News & Politics

Diaz Jr., former Bronx BP, takes job at Montefiore

He’s following his political mentee, Crespo, to the Bronx-based medical center

Former Bronx Borough President Ruben Diaz Jr. has landed a job with Montefiore Medical Center.

Former Bronx Borough President Ruben Diaz Jr. has landed a job with Montefiore Medical Center. Michael M. Santiago/Getty Images

Former Bronx Borough President Ruben Diaz Jr. is now working as senior vice president at Montefiore Medical Center, bringing yet another political power player to the Bronx-based health care system that’s a major recipient of state and city funding. 

Three sources confirmed the hiring. Neither Diaz Jr. nor Montefiore responded to multiple requests for comment. But an internal email contact shared with City & State described Diaz Jr. as an senior vice president of strategic initiatives, reporting to Philip Ozuah, the president and CEO of Montefiore Medicine.

Diaz Jr. will be following the same path as his political mentee, Marcos Crespo, who is now senior vice president for community affairs at Montefiore. Crespo chaired the Bronx Democratic Party and represented parts of the Bronx, including Soundview, in the Assembly. He resigned early from both positions in 2020 and took a job at Montefiore. That came just after Diaz Jr. surprised the political world by announcing he would not be running for New York City mayor – even though he had been considered to be among the potential front-runners for the job. Diaz Jr. served out his term as borough president, leaving office Dec. 31, 2021. In a late December interview with Gothamist, Diaz Jr. implied that he had a job lined up, but would not say where. His new role at Montefiore has not been previously reported.

Montefiore is a major recipient of funding from both the city and state governments. Diaz Jr.’s office directed more than $1.2 million in discretionary funding to the system last year. That included $1,072,000 earmarked for Montefiore to purchase a CT Scanner and $141,000 to upgrade “telecommunication and information technology.”

As a former city employee, Diaz Jr. will apparently be under a one-year post-employment ban from appearing before his former agency. That would likely only apply to lobbying the Bronx borough president’s office, now led by Vanessa Gibson, but a broader interpretation of the law could bar him from appearing before any city agency. The Conflicts of Interest Board did not immediately respond to a request for comment to clarify. 
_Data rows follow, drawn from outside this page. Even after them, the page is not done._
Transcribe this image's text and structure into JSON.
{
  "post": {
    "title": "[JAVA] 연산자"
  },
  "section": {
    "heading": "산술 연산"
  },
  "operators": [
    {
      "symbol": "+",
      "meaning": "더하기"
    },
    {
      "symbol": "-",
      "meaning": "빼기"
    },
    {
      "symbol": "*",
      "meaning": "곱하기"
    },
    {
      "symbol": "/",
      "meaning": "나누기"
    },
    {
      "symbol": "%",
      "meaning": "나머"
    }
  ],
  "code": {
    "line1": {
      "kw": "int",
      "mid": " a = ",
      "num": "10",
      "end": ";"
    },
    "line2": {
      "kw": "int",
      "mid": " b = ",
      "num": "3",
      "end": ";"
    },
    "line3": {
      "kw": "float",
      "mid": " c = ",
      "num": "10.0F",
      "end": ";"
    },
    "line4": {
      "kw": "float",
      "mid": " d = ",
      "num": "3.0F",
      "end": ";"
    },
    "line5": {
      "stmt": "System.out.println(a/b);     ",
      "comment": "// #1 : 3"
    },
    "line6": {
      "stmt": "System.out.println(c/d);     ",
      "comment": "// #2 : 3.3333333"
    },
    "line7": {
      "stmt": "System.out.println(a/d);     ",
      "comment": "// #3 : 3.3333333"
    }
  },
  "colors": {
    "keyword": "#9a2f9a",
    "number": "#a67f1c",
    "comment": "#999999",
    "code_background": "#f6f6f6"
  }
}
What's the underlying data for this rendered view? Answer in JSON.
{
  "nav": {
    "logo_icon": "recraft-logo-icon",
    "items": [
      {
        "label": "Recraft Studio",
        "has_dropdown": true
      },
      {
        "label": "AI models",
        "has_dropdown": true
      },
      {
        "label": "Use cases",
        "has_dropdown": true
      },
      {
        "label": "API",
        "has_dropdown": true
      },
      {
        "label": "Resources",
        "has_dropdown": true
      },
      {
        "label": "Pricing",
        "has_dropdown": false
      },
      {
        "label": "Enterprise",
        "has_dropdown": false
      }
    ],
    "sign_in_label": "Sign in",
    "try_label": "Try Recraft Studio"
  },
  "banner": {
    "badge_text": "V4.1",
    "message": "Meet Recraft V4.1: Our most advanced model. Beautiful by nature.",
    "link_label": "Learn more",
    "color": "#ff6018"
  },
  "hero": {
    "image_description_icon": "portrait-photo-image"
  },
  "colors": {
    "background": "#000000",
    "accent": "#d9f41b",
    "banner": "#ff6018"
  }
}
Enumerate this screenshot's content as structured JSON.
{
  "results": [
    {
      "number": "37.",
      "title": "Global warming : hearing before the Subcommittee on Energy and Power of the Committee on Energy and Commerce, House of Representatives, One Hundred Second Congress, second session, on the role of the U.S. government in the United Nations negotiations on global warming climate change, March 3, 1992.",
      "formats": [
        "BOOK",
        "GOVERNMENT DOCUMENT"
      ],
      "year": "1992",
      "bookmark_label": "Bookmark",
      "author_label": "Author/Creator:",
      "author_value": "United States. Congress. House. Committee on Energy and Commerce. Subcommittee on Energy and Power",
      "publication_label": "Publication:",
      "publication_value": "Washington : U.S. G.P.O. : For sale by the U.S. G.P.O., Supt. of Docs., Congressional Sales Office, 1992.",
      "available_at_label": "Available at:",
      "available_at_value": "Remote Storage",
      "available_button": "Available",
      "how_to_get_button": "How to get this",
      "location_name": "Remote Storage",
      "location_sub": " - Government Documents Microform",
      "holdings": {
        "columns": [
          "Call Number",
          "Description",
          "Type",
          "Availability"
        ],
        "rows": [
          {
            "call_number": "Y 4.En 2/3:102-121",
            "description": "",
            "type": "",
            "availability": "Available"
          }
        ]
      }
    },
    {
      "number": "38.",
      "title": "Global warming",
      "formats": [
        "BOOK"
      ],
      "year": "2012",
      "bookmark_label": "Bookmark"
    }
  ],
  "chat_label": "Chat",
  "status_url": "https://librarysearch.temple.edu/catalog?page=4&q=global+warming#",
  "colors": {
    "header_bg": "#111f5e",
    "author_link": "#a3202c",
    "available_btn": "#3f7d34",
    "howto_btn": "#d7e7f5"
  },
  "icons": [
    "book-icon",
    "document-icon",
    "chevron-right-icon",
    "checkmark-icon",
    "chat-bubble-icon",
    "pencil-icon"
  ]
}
But Diaz’s real pull could be at the state level. He’s very close to Assembly Speaker Carl Heastie, a fellow Bronxite, who has major influence over the budget. And Montefiore is a major recipient of Medicare and Medicaid funding. “Three-quarters (75%) of the patients cared for by Montefiore and our affiliates are covered by Medicaid and Medicare, and these government payers account for 68% of the revenue of these hospitals, compared to an average of 50% of government payer revenue for all NYS hospitals,”  then-President and CEO of Montefiore Medicine Dr. Steven Safyer said in 2018 budget testimony before the legislature

That said, it wasn’t clear what role Diaz would be playing at Montefiore, and whether he would be directly lobbying state or city officials.

Montefiore, which also runs the Albert Einstein College of Medicine with Yeshiva University, is a major employer in the Bronx, and Diaz interacted with the center countless times as an elected official. Early in 2021, he held a press conference calling on United Healthcare and Montefiore Health Systems to reach a deal so that clients of the insurer could have in-network access again. They eventually reached a deal, months later. 

But Montefiore may be in a tough spot financially. Becker’s Hospital Review wrote that the medical center reported a $141 million operating loss in the first half of 2021.